Data entries:
_ _ _ _ _

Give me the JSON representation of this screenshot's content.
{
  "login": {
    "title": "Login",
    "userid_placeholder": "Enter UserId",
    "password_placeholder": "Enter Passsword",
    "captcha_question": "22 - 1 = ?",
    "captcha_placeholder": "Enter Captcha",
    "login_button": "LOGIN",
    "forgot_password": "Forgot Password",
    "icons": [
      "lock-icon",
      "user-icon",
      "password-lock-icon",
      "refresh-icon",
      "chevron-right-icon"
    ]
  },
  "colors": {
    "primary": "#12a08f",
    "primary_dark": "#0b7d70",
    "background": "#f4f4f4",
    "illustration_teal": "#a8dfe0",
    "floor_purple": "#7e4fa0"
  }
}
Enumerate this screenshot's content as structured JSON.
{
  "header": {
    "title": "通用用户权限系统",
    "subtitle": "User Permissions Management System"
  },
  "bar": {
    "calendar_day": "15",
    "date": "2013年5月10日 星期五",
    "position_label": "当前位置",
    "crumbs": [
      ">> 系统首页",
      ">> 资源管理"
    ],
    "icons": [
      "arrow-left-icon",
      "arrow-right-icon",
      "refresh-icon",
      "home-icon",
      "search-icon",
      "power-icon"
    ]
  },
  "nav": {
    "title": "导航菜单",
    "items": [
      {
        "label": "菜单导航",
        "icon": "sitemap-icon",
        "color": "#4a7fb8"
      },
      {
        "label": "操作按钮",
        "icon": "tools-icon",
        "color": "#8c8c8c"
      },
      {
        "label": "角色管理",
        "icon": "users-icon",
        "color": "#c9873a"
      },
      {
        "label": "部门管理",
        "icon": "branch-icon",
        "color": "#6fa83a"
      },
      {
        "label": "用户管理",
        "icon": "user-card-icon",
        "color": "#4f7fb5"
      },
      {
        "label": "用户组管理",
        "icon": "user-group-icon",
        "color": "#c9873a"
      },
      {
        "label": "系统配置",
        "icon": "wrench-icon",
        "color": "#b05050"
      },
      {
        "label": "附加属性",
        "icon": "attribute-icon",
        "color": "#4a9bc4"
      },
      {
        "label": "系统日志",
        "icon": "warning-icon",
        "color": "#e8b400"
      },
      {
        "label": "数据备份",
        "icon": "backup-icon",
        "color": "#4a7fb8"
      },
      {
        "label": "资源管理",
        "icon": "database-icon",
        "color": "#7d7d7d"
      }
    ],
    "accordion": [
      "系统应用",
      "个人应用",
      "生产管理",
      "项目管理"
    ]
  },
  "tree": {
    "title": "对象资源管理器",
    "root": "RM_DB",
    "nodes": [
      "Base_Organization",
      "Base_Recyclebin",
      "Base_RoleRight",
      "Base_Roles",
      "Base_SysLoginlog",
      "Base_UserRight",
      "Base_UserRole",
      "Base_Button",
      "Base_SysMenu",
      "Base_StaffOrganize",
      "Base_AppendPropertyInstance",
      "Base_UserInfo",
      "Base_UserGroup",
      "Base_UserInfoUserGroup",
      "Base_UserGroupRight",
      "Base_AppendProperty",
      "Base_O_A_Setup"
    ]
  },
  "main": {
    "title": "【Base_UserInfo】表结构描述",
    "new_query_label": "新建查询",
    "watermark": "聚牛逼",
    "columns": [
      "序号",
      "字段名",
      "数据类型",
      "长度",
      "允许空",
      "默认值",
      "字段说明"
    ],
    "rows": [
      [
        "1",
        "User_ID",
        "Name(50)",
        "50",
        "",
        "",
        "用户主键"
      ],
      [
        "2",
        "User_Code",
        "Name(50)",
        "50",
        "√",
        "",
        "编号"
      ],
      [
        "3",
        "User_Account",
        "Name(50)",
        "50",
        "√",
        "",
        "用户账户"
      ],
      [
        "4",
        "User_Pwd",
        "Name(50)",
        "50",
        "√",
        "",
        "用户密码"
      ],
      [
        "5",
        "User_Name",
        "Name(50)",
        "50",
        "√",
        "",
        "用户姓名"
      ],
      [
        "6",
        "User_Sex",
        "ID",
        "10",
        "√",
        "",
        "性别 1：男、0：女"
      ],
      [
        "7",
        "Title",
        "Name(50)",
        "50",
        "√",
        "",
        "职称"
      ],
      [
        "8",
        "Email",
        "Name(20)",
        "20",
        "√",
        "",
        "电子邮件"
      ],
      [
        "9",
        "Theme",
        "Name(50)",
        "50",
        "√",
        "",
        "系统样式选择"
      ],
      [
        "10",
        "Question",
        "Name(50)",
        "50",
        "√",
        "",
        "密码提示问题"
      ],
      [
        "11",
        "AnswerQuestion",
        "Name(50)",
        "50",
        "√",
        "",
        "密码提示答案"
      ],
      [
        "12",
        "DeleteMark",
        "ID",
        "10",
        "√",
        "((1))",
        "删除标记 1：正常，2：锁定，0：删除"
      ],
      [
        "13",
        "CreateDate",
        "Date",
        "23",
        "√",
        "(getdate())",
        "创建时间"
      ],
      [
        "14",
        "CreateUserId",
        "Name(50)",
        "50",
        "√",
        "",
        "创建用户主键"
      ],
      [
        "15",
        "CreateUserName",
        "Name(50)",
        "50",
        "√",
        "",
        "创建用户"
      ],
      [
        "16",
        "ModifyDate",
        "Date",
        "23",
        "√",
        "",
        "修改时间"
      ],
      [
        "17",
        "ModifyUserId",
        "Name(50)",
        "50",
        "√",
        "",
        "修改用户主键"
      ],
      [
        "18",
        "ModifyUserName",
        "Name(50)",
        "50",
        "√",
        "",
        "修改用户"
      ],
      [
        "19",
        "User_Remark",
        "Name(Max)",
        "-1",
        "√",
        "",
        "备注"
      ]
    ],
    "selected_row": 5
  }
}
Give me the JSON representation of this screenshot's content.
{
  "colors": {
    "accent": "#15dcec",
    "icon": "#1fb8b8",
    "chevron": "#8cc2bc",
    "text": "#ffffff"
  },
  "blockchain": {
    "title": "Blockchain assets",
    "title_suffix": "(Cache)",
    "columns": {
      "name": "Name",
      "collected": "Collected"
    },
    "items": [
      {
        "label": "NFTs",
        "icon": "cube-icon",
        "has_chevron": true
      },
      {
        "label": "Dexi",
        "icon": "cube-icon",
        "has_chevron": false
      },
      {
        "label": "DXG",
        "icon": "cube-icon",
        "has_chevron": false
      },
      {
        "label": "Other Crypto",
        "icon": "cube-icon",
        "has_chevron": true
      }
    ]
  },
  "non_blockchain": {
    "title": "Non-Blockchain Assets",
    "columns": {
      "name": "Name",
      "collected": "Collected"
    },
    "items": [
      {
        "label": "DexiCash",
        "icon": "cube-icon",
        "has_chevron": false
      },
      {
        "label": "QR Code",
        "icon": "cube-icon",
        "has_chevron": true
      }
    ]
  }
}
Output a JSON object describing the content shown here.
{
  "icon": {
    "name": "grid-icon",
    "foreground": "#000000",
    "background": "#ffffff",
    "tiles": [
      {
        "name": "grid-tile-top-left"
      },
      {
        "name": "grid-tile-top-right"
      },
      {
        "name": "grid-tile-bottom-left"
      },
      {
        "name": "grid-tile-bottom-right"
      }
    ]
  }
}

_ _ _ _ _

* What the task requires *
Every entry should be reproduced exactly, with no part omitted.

* Expected output *
Give me the JSON representation of this screenshot's content.
{
  "login": {
    "title": "Login",
    "userid_placeholder": "Enter UserId",
    "password_placeholder": "Enter Passsword",
    "captcha_question": "22 - 1 = ?",
    "captcha_placeholder": "Enter Captcha",
    "login_button": "LOGIN",
    "forgot_password": "Forgot Password",
    "icons": [
      "lock-icon",
      "user-icon",
      "password-lock-icon",
      "refresh-icon",
      "chevron-right-icon"
    ]
  },
  "colors": {
    "primary": "#12a08f",
    "primary_dark": "#0b7d70",
    "background": "#f4f4f4",
    "illustration_teal": "#a8dfe0",
    "floor_purple": "#7e4fa0"
  }
}
Enumerate this screenshot's content as structured JSON.
{
  "header": {
    "title": "通用用户权限系统",
    "subtitle": "User Permissions Management System"
  },
  "bar": {
    "calendar_day": "15",
    "date": "2013年5月10日 星期五",
    "position_label": "当前位置",
    "crumbs": [
      ">> 系统首页",
      ">> 资源管理"
    ],
    "icons": [
      "arrow-left-icon",
      "arrow-right-icon",
      "refresh-icon",
      "home-icon",
      "search-icon",
      "power-icon"
    ]
  },
  "nav": {
    "title": "导航菜单",
    "items": [
      {
        "label": "菜单导航",
        "icon": "sitemap-icon",
        "color": "#4a7fb8"
      },
      {
        "label": "操作按钮",
        "icon": "tools-icon",
        "color": "#8c8c8c"
      },
      {
        "label": "角色管理",
        "icon": "users-icon",
        "color": "#c9873a"
      },
      {
        "label": "部门管理",
        "icon": "branch-icon",
        "color": "#6fa83a"
      },
      {
        "label": "用户管理",
        "icon": "user-card-icon",
        "color": "#4f7fb5"
      },
      {
        "label": "用户组管理",
        "icon": "user-group-icon",
        "color": "#c9873a"
      },
      {
        "label": "系统配置",
        "icon": "wrench-icon",
        "color": "#b05050"
      },
      {
        "label": "附加属性",
        "icon": "attribute-icon",
        "color": "#4a9bc4"
      },
      {
        "label": "系统日志",
        "icon": "warning-icon",
        "color": "#e8b400"
      },
      {
        "label": "数据备份",
        "icon": "backup-icon",
        "color": "#4a7fb8"
      },
      {
        "label": "资源管理",
        "icon": "database-icon",
        "color": "#7d7d7d"
      }
    ],
    "accordion": [
      "系统应用",
      "个人应用",
      "生产管理",
      "项目管理"
    ]
  },
  "tree": {
    "title": "对象资源管理器",
    "root": "RM_DB",
    "nodes": [
      "Base_Organization",
      "Base_Recyclebin",
      "Base_RoleRight",
      "Base_Roles",
      "Base_SysLoginlog",
      "Base_UserRight",
      "Base_UserRole",
      "Base_Button",
      "Base_SysMenu",
      "Base_StaffOrganize",
      "Base_AppendPropertyInstance",
      "Base_UserInfo",
      "Base_UserGroup",
      "Base_UserInfoUserGroup",
      "Base_UserGroupRight",
      "Base_AppendProperty",
      "Base_O_A_Setup"
    ]
  },
  "main": {
    "title": "【Base_UserInfo】表结构描述",
    "new_query_label": "新建查询",
    "watermark": "聚牛逼",
    "columns": [
      "序号",
      "字段名",
      "数据类型",
      "长度",
      "允许空",
      "默认值",
      "字段说明"
    ],
    "rows": [
      [
        "1",
        "User_ID",
        "Name(50)",
        "50",
        "",
        "",
        "用户主键"
      ],
      [
        "2",
        "User_Code",
        "Name(50)",
        "50",
        "√",
        "",
        "编号"
      ],
      [
        "3",
        "User_Account",
        "Name(50)",
        "50",
        "√",
        "",
        "用户账户"
      ],
      [
        "4",
        "User_Pwd",
        "Name(50)",
        "50",
        "√",
        "",
        "用户密码"
      ],
      [
        "5",
        "User_Name",
        "Name(50)",
        "50",
        "√",
        "",
        "用户姓名"
      ],
      [
        "6",
        "User_Sex",
        "ID",
        "10",
        "√",
        "",
        "性别 1：男、0：女"
      ],
      [
        "7",
        "Title",
        "Name(50)",
        "50",
        "√",
        "",
        "职称"
      ],
      [
        "8",
        "Email",
        "Name(20)",
        "20",
        "√",
        "",
        "电子邮件"
      ],
      [
        "9",
        "Theme",
        "Name(50)",
        "50",
        "√",
        "",
        "系统样式选择"
      ],
      [
        "10",
        "Question",
        "Name(50)",
        "50",
        "√",
        "",
        "密码提示问题"
      ],
      [
        "11",
        "AnswerQuestion",
        "Name(50)",
        "50",
        "√",
        "",
        "密码提示答案"
      ],
      [
        "12",
        "DeleteMark",
        "ID",
        "10",
        "√",
        "((1))",
        "删除标记 1：正常，2：锁定，0：删除"
      ],
      [
        "13",
        "CreateDate",
        "Date",
        "23",
        "√",
        "(getdate())",
        "创建时间"
      ],
      [
        "14",
        "CreateUserId",
        "Name(50)",
        "50",
        "√",
        "",
        "创建用户主键"
      ],
      [
        "15",
        "CreateUserName",
        "Name(50)",
        "50",
        "√",
        "",
        "创建用户"
      ],
      [
        "16",
        "ModifyDate",
        "Date",
        "23",
        "√",
        "",
        "修改时间"
      ],
      [
        "17",
        "ModifyUserId",
        "Name(50)",
        "50",
        "√",
        "",
        "修改用户主键"
      ],
      [
        "18",
        "ModifyUserName",
        "Name(50)",
        "50",
        "√",
        "",
        "修改用户"
      ],
      [
        "19",
        "User_Remark",
        "Name(Max)",
        "-1",
        "√",
        "",
        "备注"
      ]
    ],
    "selected_row": 5
  }
}
Give me the JSON representation of this screenshot's content.
{
  "colors": {
    "accent": "#15dcec",
    "icon": "#1fb8b8",
    "chevron": "#8cc2bc",
    "text": "#ffffff"
  },
  "blockchain": {
    "title": "Blockchain assets",
    "title_suffix": "(Cache)",
    "columns": {
      "name": "Name",
      "collected": "Collected"
    },
    "items": [
      {
        "label": "NFTs",
        "icon": "cube-icon",
        "has_chevron": true
      },
      {
        "label": "Dexi",
        "icon": "cube-icon",
        "has_chevron": false
      },
      {
        "label": "DXG",
        "icon": "cube-icon",
        "has_chevron": false
      },
      {
        "label": "Other Crypto",
        "icon": "cube-icon",
        "has_chevron": true
      }
    ]
  },
  "non_blockchain": {
    "title": "Non-Blockchain Assets",
    "columns": {
      "name": "Name",
      "collected": "Collected"
    },
    "items": [
      {
        "label": "DexiCash",
        "icon": "cube-icon",
        "has_chevron": false
      },
      {
        "label": "QR Code",
        "icon": "cube-icon",
        "has_chevron": true
      }
    ]
  }
}
Output a JSON object describing the content shown here.
{
  "icon": {
    "name": "grid-icon",
    "foreground": "#000000",
    "background": "#ffffff",
    "tiles": [
      {
        "name": "grid-tile-top-left"
      },
      {
        "name": "grid-tile-top-right"
      },
      {
        "name": "grid-tile-bottom-left"
      },
      {
        "name": "grid-tile-bottom-right"
      }
    ]
  }
}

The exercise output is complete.